• **TASK OBJECTIVE**: The required output is every record, written out exactly.

Start of DATA SUPPLIED

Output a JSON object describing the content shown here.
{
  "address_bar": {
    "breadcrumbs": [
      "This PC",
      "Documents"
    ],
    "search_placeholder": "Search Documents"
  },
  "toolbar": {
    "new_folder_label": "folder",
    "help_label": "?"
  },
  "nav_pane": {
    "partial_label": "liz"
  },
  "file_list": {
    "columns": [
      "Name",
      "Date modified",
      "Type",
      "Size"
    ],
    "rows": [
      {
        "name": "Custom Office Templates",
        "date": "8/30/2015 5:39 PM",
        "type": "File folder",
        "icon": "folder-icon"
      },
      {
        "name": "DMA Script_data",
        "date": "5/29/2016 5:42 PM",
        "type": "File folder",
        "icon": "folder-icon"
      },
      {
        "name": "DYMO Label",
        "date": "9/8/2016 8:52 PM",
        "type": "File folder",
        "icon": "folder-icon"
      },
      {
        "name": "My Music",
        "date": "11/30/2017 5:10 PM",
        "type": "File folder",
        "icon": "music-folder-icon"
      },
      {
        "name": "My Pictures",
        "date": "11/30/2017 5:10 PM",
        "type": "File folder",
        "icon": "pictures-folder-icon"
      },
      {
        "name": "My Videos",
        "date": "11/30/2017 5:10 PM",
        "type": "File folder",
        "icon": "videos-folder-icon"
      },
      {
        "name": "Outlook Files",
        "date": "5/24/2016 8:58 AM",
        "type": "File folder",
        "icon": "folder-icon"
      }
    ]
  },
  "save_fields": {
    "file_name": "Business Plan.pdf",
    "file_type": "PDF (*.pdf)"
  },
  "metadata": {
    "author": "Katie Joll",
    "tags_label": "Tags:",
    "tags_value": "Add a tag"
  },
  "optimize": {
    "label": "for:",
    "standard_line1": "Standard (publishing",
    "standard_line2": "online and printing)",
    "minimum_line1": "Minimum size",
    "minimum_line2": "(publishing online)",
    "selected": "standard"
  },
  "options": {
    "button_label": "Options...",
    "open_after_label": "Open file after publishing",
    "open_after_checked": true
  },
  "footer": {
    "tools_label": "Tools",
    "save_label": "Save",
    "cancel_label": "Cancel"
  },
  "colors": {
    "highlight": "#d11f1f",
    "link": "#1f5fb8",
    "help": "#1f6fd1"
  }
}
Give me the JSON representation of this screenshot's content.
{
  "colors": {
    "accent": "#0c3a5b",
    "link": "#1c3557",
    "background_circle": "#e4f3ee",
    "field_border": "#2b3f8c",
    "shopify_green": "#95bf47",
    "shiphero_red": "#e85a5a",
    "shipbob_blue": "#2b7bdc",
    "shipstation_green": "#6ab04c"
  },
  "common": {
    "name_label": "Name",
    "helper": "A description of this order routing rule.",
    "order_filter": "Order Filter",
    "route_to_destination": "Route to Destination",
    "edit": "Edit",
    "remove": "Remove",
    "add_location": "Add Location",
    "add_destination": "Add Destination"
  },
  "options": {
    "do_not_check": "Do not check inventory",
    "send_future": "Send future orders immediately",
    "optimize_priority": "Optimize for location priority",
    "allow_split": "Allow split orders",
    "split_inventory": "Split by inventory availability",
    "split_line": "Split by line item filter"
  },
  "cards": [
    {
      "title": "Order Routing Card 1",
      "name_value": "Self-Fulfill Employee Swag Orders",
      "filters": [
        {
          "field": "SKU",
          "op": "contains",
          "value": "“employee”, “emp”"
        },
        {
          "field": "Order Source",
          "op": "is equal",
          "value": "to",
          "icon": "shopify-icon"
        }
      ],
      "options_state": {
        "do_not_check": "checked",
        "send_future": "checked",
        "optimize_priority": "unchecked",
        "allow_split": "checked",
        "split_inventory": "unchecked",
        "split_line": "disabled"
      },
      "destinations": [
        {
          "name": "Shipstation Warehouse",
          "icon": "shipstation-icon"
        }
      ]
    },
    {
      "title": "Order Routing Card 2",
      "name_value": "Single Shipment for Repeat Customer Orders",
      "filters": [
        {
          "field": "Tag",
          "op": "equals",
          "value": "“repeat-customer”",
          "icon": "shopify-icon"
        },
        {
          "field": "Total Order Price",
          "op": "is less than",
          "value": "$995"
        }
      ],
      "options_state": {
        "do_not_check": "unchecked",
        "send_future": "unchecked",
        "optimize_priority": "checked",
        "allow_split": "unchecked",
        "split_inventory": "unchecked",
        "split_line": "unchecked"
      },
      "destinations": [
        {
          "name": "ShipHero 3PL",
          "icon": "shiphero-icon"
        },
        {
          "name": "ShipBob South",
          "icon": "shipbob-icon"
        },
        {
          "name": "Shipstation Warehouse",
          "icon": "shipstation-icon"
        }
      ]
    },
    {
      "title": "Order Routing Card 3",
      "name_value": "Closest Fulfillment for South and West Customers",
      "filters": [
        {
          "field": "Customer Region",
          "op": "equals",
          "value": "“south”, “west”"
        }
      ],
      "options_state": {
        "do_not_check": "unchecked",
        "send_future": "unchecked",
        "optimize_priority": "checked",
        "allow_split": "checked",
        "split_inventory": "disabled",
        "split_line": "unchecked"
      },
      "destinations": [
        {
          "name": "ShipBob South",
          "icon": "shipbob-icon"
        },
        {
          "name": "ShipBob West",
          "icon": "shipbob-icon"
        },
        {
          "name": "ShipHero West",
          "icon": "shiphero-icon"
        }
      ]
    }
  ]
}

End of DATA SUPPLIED

• **THE ANSWER**:
Output a JSON object describing the content shown here.
{
  "address_bar": {
    "breadcrumbs": [
      "This PC",
      "Documents"
    ],
    "search_placeholder": "Search Documents"
  },
  "toolbar": {
    "new_folder_label": "folder",
    "help_label": "?"
  },
  "nav_pane": {
    "partial_label": "liz"
  },
  "file_list": {
    "columns": [
      "Name",
      "Date modified",
      "Type",
      "Size"
    ],
    "rows": [
      {
        "name": "Custom Office Templates",
        "date": "8/30/2015 5:39 PM",
        "type": "File folder",
        "icon": "folder-icon"
      },
      {
        "name": "DMA Script_data",
        "date": "5/29/2016 5:42 PM",
        "type": "File folder",
        "icon": "folder-icon"
      },
      {
        "name": "DYMO Label",
        "date": "9/8/2016 8:52 PM",
        "type": "File folder",
        "icon": "folder-icon"
      },
      {
        "name": "My Music",
        "date": "11/30/2017 5:10 PM",
        "type": "File folder",
        "icon": "music-folder-icon"
      },
      {
        "name": "My Pictures",
        "date": "11/30/2017 5:10 PM",
        "type": "File folder",
        "icon": "pictures-folder-icon"
      },
      {
        "name": "My Videos",
        "date": "11/30/2017 5:10 PM",
        "type": "File folder",
        "icon": "videos-folder-icon"
      },
      {
        "name": "Outlook Files",
        "date": "5/24/2016 8:58 AM",
        "type": "File folder",
        "icon": "folder-icon"
      }
    ]
  },
  "save_fields": {
    "file_name": "Business Plan.pdf",
    "file_type": "PDF (*.pdf)"
  },
  "metadata": {
    "author": "Katie Joll",
    "tags_label": "Tags:",
    "tags_value": "Add a tag"
  },
  "optimize": {
    "label": "for:",
    "standard_line1": "Standard (publishing",
    "standard_line2": "online and printing)",
    "minimum_line1": "Minimum size",
    "minimum_line2": "(publishing online)",
    "selected": "standard"
  },
  "options": {
    "button_label": "Options...",
    "open_after_label": "Open file after publishing",
    "open_after_checked": true
  },
  "footer": {
    "tools_label": "Tools",
    "save_label": "Save",
    "cancel_label": "Cancel"
  },
  "colors": {
    "highlight": "#d11f1f",
    "link": "#1f5fb8",
    "help": "#1f6fd1"
  }
}
Give me the JSON representation of this screenshot's content.
{
  "colors": {
    "accent": "#0c3a5b",
    "link": "#1c3557",
    "background_circle": "#e4f3ee",
    "field_border": "#2b3f8c",
    "shopify_green": "#95bf47",
    "shiphero_red": "#e85a5a",
    "shipbob_blue": "#2b7bdc",
    "shipstation_green": "#6ab04c"
  },
  "common": {
    "name_label": "Name",
    "helper": "A description of this order routing rule.",
    "order_filter": "Order Filter",
    "route_to_destination": "Route to Destination",
    "edit": "Edit",
    "remove": "Remove",
    "add_location": "Add Location",
    "add_destination": "Add Destination"
  },
  "options": {
    "do_not_check": "Do not check inventory",
    "send_future": "Send future orders immediately",
    "optimize_priority": "Optimize for location priority",
    "allow_split": "Allow split orders",
    "split_inventory": "Split by inventory availability",
    "split_line": "Split by line item filter"
  },
  "cards": [
    {
      "title": "Order Routing Card 1",
      "name_value": "Self-Fulfill Employee Swag Orders",
      "filters": [
        {
          "field": "SKU",
          "op": "contains",
          "value": "“employee”, “emp”"
        },
        {
          "field": "Order Source",
          "op": "is equal",
          "value": "to",
          "icon": "shopify-icon"
        }
      ],
      "options_state": {
        "do_not_check": "checked",
        "send_future": "checked",
        "optimize_priority": "unchecked",
        "allow_split": "checked",
        "split_inventory": "unchecked",
        "split_line": "disabled"
      },
      "destinations": [
        {
          "name": "Shipstation Warehouse",
          "icon": "shipstation-icon"
        }
      ]
    },
    {
      "title": "Order Routing Card 2",
      "name_value": "Single Shipment for Repeat Customer Orders",
      "filters": [
        {
          "field": "Tag",
          "op": "equals",
          "value": "“repeat-customer”",
          "icon": "shopify-icon"
        },
        {
          "field": "Total Order Price",
          "op": "is less than",
          "value": "$995"
        }
      ],
      "options_state": {
        "do_not_check": "unchecked",
        "send_future": "unchecked",
        "optimize_priority": "checked",
        "allow_split": "unchecked",
        "split_inventory": "unchecked",
        "split_line": "unchecked"
      },
      "destinations": [
        {
          "name": "ShipHero 3PL",
          "icon": "shiphero-icon"
        },
        {
          "name": "ShipBob South",
          "icon": "shipbob-icon"
        },
        {
          "name": "Shipstation Warehouse",
          "icon": "shipstation-icon"
        }
      ]
    },
    {
      "title": "Order Routing Card 3",
      "name_value": "Closest Fulfillment for South and West Customers",
      "filters": [
        {
          "field": "Customer Region",
          "op": "equals",
          "value": "“south”, “west”"
        }
      ],
      "options_state": {
        "do_not_check": "unchecked",
        "send_future": "unchecked",
        "optimize_priority": "checked",
        "allow_split": "checked",
        "split_inventory": "disabled",
        "split_line": "unchecked"
      },
      "destinations": [
        {
          "name": "ShipBob South",
          "icon": "shipbob-icon"
        },
        {
          "name": "ShipBob West",
          "icon": "shipbob-icon"
        },
        {
          "name": "ShipHero West",
          "icon": "shiphero-icon"
        }
      ]
    }
  ]
}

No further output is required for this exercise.